For Steven and Erika podcasting is extra-special. It’s because of Steven’s Doctor Who podcast that they’re now married and living together in Canada. So they jumped at the opportunity to tag-team producing a podcast.
Either one can (and occasionally does) handle the whole thing, but their particular interests and strengths complement each other perfectly. Erika edits the story and poem, and Steven takes care of the interviews.
When all the individual pieces are complete, Erika and Steven sit down together and assemble the final podcast as a team. It’s not unusual for a high-five (or a kiss or just a shared grin) to follow a particularly devious or tricky edit.
Erika: I love editing the stories and poems. We have the most talented readers, so being the first to hear a story/poem gives me a little thrill every time. And there’s more to it than simply listening to make sure the words are right and the breathing and swallowing is minimized. Pacing is very important when listening to fiction. I often spend more time editing “space” than I do editing sounds. Whether it’s adding or removing space between phrases, I always take the time to make sure everything flows just right.
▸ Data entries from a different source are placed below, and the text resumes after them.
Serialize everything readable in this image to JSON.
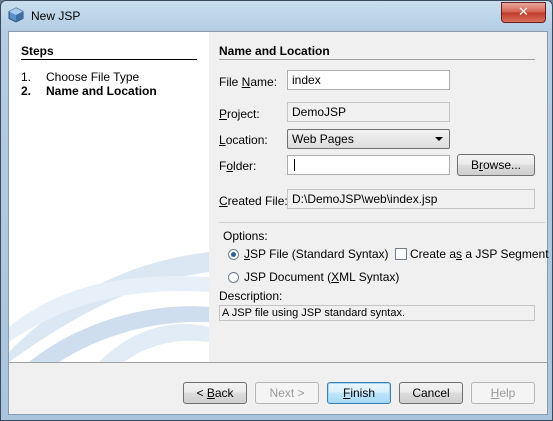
{
  "window": {
    "title": "New JSP",
    "close_label": "✕"
  },
  "steps": {
    "title": "Steps",
    "items": [
      {
        "num": "1.",
        "label": "Choose File Type"
      },
      {
        "num": "2.",
        "label": "Name and Location"
      }
    ]
  },
  "panel": {
    "title": "Name and Location",
    "file_name": {
      "label_pre": "File ",
      "label_u": "N",
      "label_post": "ame:",
      "value": "index"
    },
    "project": {
      "label_pre": "",
      "label_u": "P",
      "label_post": "roject:",
      "value": "DemoJSP"
    },
    "location": {
      "label_pre": "",
      "label_u": "L",
      "label_post": "ocation:",
      "value": "Web Pages"
    },
    "folder": {
      "label_pre": "F",
      "label_u": "o",
      "label_post": "lder:",
      "value": ""
    },
    "browse": {
      "label_pre": "B",
      "label_u": "r",
      "label_post": "owse..."
    },
    "created_file": {
      "label_pre": "",
      "label_u": "C",
      "label_post": "reated File:",
      "value": "D:\\DemoJSP\\web\\index.jsp"
    }
  },
  "options": {
    "title": "Options:",
    "jsp_file": {
      "label_pre": "",
      "label_u": "J",
      "label_post": "SP File (Standard Syntax)",
      "selected": true
    },
    "jsp_document": {
      "label_pre": "JSP Document (",
      "label_u": "X",
      "label_post": "ML Syntax)",
      "selected": false
    },
    "segment": {
      "label_pre": "Create a",
      "label_u": "s",
      "label_post": " a JSP Segment",
      "checked": false
    },
    "description_label": "Description:",
    "description": "A JSP file using JSP standard syntax."
  },
  "buttons": {
    "back": {
      "pre": "< ",
      "u": "B",
      "post": "ack"
    },
    "next": {
      "pre": "Next >",
      "u": "",
      "post": ""
    },
    "finish": {
      "pre": "",
      "u": "F",
      "post": "inish"
    },
    "cancel": {
      "pre": "Cancel",
      "u": "",
      "post": ""
    },
    "help": {
      "pre": "",
      "u": "H",
      "post": "elp"
    }
  }
}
Steven: Editing interviews is second nature to me. I’ve performed over 100 podcast interviews myself, and edited all of those.
For Uncanny my goal is always to make the interviewee (and interviewer!) sound as good as possible and do my best to enhance the focus of the interview. I can tell when someone is getting to a point, and I want to ensure that point comes across to the audience as clearly as can be. I rarely cut out much in the way of content, though occasionally I’ll remove the “three-point-turns” — when an author starts an answer, backs up, restarts, and then gets on with it in the way they meant to in the first place.
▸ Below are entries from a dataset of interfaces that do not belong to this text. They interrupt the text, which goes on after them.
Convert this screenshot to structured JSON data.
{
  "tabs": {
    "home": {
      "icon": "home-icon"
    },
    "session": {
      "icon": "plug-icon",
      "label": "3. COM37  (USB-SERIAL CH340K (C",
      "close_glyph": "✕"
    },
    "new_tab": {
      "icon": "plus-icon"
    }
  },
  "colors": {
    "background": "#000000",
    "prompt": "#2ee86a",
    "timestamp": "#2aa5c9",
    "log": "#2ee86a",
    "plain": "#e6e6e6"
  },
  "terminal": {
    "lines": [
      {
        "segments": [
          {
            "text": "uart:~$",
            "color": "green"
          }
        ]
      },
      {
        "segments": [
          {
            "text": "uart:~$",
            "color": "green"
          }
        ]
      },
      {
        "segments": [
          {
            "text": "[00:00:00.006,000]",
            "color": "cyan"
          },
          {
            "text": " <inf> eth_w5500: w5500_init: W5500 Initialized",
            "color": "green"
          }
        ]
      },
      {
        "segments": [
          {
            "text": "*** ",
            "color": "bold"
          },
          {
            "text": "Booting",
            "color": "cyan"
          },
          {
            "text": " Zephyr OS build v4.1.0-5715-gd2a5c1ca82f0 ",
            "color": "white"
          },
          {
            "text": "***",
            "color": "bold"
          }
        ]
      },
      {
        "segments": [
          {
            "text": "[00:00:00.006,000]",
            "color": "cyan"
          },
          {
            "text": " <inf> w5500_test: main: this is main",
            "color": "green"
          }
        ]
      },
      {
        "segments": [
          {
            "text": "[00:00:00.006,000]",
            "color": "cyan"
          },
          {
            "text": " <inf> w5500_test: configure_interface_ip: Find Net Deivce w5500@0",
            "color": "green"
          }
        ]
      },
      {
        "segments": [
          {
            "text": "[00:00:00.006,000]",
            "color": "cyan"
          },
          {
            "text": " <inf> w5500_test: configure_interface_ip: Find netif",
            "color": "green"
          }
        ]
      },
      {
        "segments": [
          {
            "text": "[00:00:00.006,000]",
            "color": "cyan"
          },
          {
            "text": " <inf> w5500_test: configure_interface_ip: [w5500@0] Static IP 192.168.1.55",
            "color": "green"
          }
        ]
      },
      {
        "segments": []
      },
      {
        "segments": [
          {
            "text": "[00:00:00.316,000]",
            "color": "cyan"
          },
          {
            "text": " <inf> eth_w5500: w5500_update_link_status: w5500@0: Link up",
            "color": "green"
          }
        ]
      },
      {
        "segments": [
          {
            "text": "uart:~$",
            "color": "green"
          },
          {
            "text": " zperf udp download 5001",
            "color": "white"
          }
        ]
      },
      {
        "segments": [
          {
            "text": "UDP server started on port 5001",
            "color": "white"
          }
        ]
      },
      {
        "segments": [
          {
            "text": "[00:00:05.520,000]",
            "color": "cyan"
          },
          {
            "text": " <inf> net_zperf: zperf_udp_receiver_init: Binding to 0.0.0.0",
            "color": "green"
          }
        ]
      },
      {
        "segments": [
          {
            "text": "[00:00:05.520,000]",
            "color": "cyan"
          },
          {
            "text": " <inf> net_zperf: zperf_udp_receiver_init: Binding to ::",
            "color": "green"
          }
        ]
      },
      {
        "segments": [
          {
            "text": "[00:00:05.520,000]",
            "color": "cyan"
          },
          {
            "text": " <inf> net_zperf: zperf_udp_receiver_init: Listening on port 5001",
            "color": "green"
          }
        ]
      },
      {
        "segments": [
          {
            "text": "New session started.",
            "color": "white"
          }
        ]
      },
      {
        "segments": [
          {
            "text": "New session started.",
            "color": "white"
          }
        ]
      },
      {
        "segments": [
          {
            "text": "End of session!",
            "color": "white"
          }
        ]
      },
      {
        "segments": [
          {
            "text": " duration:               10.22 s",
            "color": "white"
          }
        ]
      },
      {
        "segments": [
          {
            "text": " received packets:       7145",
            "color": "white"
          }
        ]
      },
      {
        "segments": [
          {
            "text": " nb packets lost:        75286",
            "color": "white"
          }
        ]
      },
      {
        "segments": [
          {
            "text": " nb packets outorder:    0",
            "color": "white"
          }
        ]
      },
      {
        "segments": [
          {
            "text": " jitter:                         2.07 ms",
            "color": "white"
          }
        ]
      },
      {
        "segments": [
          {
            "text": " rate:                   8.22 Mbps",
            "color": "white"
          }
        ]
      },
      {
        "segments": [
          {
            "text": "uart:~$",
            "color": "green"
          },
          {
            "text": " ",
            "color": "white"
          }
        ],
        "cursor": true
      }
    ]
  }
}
And of course, I jettison many of the “ums” and “ahs” that occur when people are thinking over their answers. Though sometimes I leave in a few ums and ahs to make the listener wonder “Is this really edited? Or do they just sound that good?” You will never know.
One of the best parts of producing the Uncanny Magazine Podcast is recording the intro/outro/linking bits with Lynne and Michael. It’s an excuse to “get together” with good friends once a month and shoot the breeze. That camaraderie is only sweetened by knowing they’re creating something fantastic to share with the world.
The feedback about the podcast has been touching. Some people respond strongly to stories when they’re read aloud (and interviews when they can hear the author’s voice).
As podcast producers, Steven and Erika couldn’t be happier to facilitate that additional connection to the amazing works in Uncanny Magazine.
Lynne and Michael Thomas are the co-editors in chief and publishers of Uncanny Magazine. They live and work in DeKalb, Il.
[…] Curious about how Uncanny does such great podcasts? Lynne and Michael pull back the curtain in their recent article for us, Behind the Microphones: How the Uncanny Magazine Podcast Gets Made. […]